Richard Allman’s drawings are beautifully crafted and document the process of time and change, which he has encapsulated in his film Tamarama. He spent months taking the river cruise from the Barbican in Plymouth along the River Tamar, meticulously drawing and redrawing the landscape. In his first animation, Richard uses his unique drawing style to capture the essence of this historic waterway, which marks the boundary between Devon and Cornwall.
Richard Allman is an active local artist living in Plymouth who has spent years documenting the changing landscape of the city and surrounding area.
“My interest in regeneration projects and the change to our surroundings. The process of change to buildings all around us fascinates me. Much of this work is large scale drawing projects concerned with demolition and reconstruction – buildings partially there, the machinery being used and the superb new vistas opened up, often only temporarily. I am most interested in the process – when the building is completed, my fascination seems to disappear!

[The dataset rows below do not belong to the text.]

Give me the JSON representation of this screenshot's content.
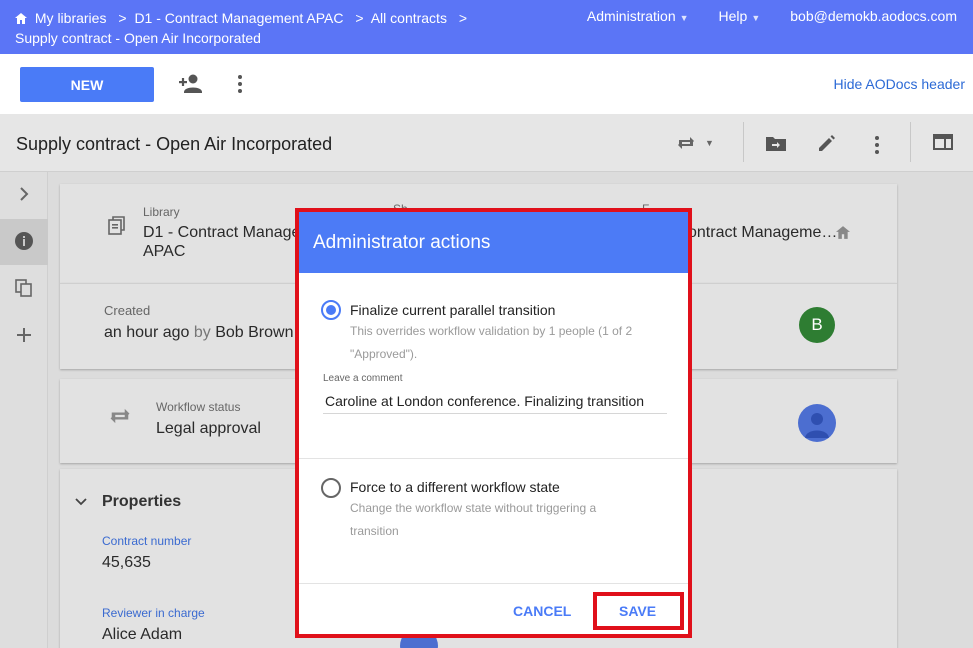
{
  "topbar": {
    "crumbs": [
      "My libraries",
      "D1 - Contract Management APAC",
      "All contracts"
    ],
    "crumb_separator": ">",
    "current_doc": "Supply contract - Open Air Incorporated",
    "admin_menu": "Administration",
    "help_menu": "Help",
    "user_email": "bob@demokb.aodocs.com"
  },
  "actionbar": {
    "new_label": "NEW",
    "hide_header_label": "Hide AODocs header"
  },
  "document": {
    "title": "Supply contract - Open Air Incorporated",
    "library_label": "Library",
    "library_value": "D1 - Contract Manage",
    "library_value_2": "APAC",
    "share_label_partial": "Sh",
    "folder_label_partial": "F",
    "folder_value": "ontract Manageme…",
    "created_label": "Created",
    "created_value": "an hour ago",
    "created_by": "by",
    "created_user": "Bob Brown",
    "avatar_initial": "B",
    "workflow_label": "Workflow status",
    "workflow_value": "Legal approval",
    "properties_title": "Properties",
    "contract_number_label": "Contract number",
    "contract_number_value": "45,635",
    "reviewer_label": "Reviewer in charge",
    "reviewer_value": "Alice Adam"
  },
  "modal": {
    "title": "Administrator actions",
    "option1_label": "Finalize current parallel transition",
    "option1_desc_line1": "This overrides workflow validation by 1 people (1 of 2",
    "option1_desc_line2": "\"Approved\").",
    "comment_label": "Leave a comment",
    "comment_value": "Caroline at London conference. Finalizing transition",
    "option2_label": "Force to a different workflow state",
    "option2_desc_line1": "Change the workflow state without triggering a",
    "option2_desc_line2": "transition",
    "cancel_label": "CANCEL",
    "save_label": "SAVE"
  },
  "colors": {
    "topbar": "#5b75f6",
    "primary": "#4a7bf7",
    "highlight": "#e0101a",
    "avatar_green": "#2e7d32"
  }
}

I think a lot of people relate more easily to such drawings than to plans or models. I’m really pleased if this work helps to involve people more in the change to their surroundings, to really see what’s going on and form a judgment. Photography is vital in recording change too, but drawing can be more subjective, personal, quirky and expressive in complementing photography.”

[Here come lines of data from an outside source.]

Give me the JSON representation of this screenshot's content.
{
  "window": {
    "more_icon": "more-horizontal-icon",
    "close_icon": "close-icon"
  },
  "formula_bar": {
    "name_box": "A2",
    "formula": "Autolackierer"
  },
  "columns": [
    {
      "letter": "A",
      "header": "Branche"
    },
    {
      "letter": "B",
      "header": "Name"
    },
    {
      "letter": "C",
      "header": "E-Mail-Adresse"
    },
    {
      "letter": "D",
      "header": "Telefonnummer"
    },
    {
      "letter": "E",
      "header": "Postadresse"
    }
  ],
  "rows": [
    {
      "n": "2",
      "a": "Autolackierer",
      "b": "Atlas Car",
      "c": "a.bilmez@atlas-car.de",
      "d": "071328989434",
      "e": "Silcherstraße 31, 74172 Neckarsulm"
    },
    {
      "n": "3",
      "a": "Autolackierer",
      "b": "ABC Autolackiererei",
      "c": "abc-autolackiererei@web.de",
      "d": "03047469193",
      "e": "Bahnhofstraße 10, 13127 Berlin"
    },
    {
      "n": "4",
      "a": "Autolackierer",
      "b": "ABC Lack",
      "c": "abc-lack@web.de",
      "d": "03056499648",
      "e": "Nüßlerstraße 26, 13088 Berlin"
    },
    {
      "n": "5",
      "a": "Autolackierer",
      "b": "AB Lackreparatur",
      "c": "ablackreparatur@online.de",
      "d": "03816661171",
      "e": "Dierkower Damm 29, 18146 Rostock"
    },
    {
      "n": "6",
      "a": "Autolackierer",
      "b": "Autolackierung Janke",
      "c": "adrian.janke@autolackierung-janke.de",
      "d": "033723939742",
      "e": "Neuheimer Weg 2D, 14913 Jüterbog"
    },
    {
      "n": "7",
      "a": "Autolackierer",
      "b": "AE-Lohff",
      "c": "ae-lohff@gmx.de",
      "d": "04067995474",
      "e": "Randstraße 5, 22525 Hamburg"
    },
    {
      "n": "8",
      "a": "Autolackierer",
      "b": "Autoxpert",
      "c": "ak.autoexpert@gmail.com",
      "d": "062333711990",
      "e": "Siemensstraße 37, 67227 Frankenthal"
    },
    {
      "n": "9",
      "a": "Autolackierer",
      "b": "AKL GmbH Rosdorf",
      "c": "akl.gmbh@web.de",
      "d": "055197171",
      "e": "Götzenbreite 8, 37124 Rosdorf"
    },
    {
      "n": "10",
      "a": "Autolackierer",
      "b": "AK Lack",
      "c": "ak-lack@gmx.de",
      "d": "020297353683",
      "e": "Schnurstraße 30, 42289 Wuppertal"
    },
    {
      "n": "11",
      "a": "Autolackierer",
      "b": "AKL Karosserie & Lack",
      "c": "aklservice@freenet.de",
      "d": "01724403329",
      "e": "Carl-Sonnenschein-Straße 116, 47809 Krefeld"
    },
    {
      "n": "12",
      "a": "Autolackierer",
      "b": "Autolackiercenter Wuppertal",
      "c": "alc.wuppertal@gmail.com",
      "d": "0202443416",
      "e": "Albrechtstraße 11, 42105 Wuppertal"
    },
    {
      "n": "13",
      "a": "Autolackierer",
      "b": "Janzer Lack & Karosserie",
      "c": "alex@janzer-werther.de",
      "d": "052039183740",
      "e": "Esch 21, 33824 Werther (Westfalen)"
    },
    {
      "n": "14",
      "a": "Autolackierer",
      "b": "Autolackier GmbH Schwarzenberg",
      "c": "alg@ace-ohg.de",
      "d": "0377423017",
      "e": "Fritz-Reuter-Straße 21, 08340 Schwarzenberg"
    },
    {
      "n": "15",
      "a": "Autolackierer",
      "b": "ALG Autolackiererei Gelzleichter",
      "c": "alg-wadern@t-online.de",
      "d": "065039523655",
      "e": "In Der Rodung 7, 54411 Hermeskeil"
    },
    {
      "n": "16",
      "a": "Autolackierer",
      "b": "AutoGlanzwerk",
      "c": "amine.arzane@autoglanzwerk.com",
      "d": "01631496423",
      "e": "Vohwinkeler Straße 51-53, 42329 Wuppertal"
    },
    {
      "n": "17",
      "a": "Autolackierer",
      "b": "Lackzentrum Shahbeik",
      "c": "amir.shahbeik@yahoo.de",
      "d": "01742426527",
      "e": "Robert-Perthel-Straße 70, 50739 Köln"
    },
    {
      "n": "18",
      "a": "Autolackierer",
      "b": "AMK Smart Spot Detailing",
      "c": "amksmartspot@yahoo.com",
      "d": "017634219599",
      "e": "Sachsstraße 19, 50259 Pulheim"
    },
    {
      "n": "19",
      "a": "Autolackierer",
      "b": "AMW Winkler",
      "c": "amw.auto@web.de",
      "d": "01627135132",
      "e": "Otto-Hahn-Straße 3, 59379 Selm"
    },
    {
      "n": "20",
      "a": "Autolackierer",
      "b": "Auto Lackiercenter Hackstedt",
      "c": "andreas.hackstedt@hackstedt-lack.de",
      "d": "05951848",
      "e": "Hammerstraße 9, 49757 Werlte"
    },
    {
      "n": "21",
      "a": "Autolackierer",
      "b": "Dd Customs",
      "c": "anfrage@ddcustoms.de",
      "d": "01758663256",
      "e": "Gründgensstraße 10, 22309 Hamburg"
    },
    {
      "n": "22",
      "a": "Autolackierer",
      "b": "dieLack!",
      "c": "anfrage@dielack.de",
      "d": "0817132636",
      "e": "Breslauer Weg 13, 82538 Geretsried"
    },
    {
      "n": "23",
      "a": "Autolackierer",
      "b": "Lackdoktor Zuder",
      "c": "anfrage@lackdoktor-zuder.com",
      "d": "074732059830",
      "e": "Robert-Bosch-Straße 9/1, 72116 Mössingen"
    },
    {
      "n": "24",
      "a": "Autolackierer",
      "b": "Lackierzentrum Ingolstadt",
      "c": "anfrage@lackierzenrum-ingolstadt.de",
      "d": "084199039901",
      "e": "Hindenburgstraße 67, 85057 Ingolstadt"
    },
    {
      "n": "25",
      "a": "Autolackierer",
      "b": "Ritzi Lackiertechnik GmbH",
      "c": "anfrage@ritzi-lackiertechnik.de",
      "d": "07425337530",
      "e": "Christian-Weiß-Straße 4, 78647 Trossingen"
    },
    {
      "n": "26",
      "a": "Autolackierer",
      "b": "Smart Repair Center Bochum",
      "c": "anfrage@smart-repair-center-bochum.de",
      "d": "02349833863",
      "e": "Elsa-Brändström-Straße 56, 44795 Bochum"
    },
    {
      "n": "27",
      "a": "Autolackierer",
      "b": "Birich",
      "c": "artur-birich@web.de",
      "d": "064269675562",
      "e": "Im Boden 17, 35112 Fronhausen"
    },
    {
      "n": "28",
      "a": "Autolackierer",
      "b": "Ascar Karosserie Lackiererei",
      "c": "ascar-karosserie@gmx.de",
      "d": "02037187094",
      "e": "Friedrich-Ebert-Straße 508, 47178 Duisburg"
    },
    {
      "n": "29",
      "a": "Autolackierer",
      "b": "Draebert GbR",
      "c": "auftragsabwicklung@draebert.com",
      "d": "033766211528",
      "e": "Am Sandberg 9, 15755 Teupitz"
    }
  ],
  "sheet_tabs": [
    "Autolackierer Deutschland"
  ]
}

The River Tamar is a landscape of great contrast from the industrial space of the Devonport dockyards to the idyllic beauty of the upper tidal reaches. The film is fun and has great character, which reflects the essence of the River.

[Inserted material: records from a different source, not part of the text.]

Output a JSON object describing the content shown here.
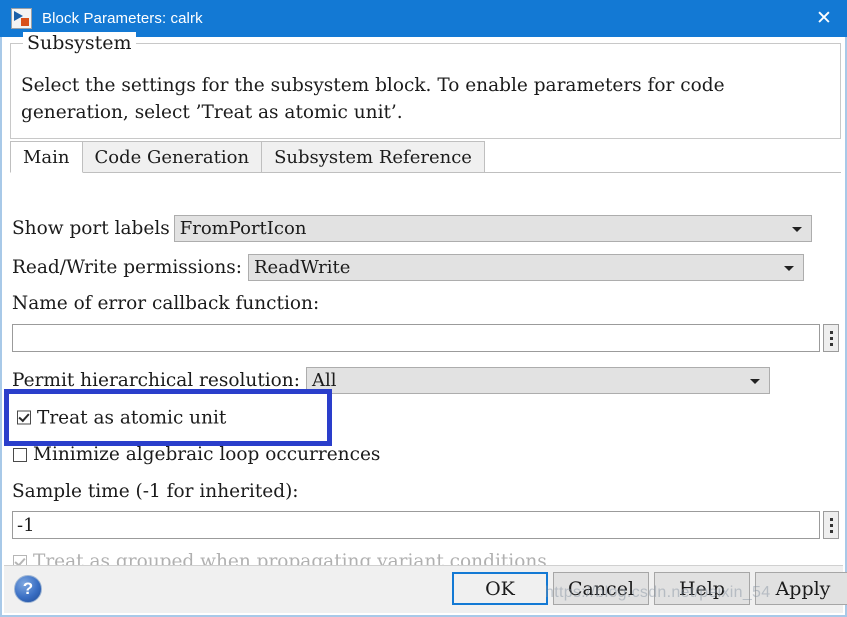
{
  "window": {
    "title": "Block Parameters: calrk",
    "icon": "simulink-block-icon",
    "close_label": "✕",
    "titlebar_color": "#1379d4"
  },
  "description": {
    "group_title": "Subsystem",
    "body": "Select the settings for the subsystem block. To enable parameters for code generation, select ’Treat as atomic unit’."
  },
  "tabs": [
    {
      "label": "Main",
      "active": true
    },
    {
      "label": "Code Generation",
      "active": false
    },
    {
      "label": "Subsystem Reference",
      "active": false
    }
  ],
  "fields": {
    "show_port_labels": {
      "label": "Show port labels",
      "value": "FromPortIcon"
    },
    "read_write_permissions": {
      "label": "Read/Write permissions:",
      "value": "ReadWrite"
    },
    "error_callback": {
      "label": "Name of error callback function:",
      "value": "",
      "placeholder": ""
    },
    "permit_hierarchical_resolution": {
      "label": "Permit hierarchical resolution:",
      "value": "All"
    },
    "treat_as_atomic_unit": {
      "label": "Treat as atomic unit",
      "checked": true
    },
    "minimize_algebraic_loop": {
      "label": "Minimize algebraic loop occurrences",
      "checked": false
    },
    "sample_time": {
      "label": "Sample time (-1 for inherited):",
      "value": "-1"
    },
    "treat_as_grouped": {
      "label": "Treat as grouped when propagating variant conditions",
      "checked": true,
      "disabled": true
    }
  },
  "annotation": {
    "color": "#2a3ecb",
    "highlights": "treat-as-atomic-unit"
  },
  "footer": {
    "help_glyph": "?",
    "buttons": [
      {
        "label": "OK",
        "primary": true
      },
      {
        "label": "Cancel",
        "primary": false
      },
      {
        "label": "Help",
        "primary": false
      },
      {
        "label": "Apply",
        "primary": false
      }
    ]
  },
  "watermark": {
    "text": "https://blog.csdn.net/peixin_54"
  }
}
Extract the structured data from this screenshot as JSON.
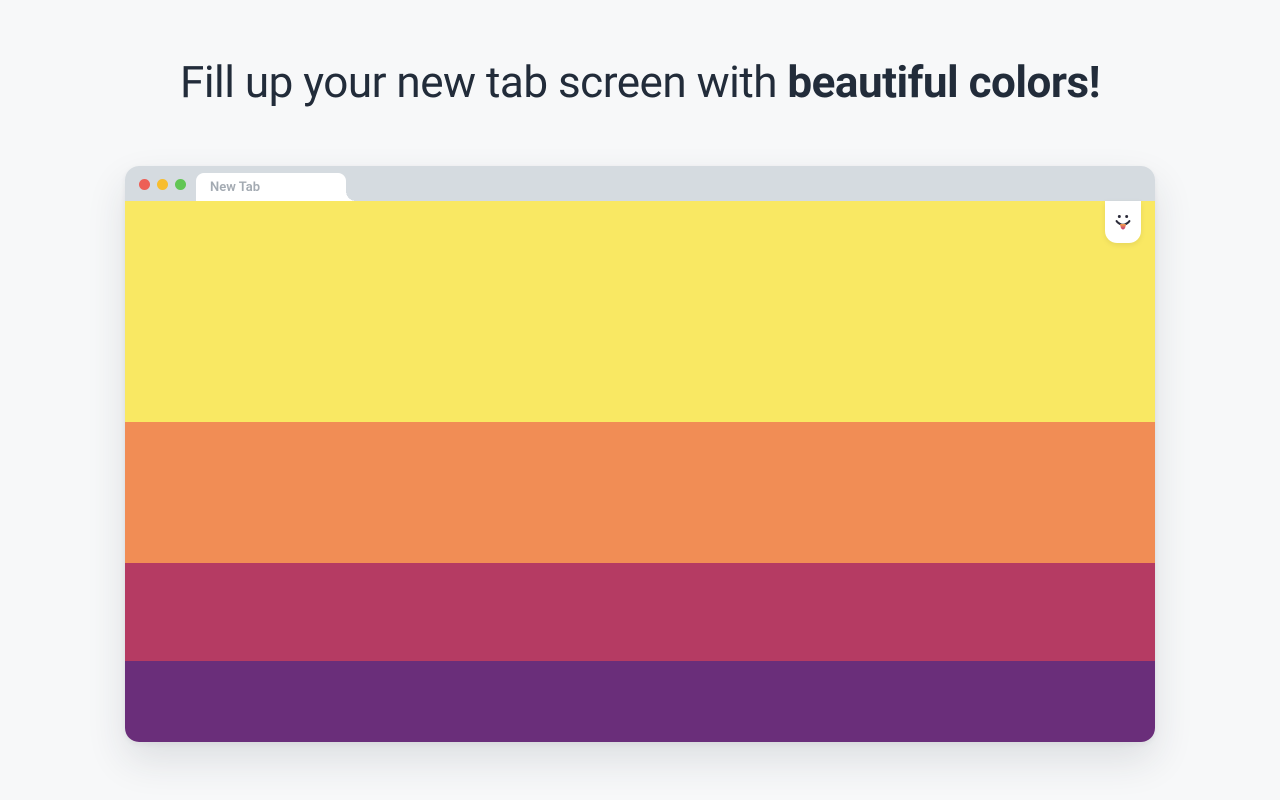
{
  "headline": {
    "prefix": "Fill up your new tab screen with ",
    "bold": "beautiful colors!"
  },
  "browser": {
    "tab_label": "New Tab",
    "traffic_light_colors": {
      "close": "#ed5f56",
      "minimize": "#f7bd2e",
      "zoom": "#61c654"
    }
  },
  "palette": {
    "stripes": [
      "#f9e863",
      "#f18d55",
      "#b53b63",
      "#6a2e7a"
    ]
  },
  "badge": {
    "icon_name": "face-tongue-icon"
  }
}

Tamarama (2014) was commissioned by the River Tamar Project in partnership with Plymouth University and made possible with support from, Arts Council England, Cornish Mining World Heritage and FEAST. The film premiered during the It’s All About the River film festival in September 2014.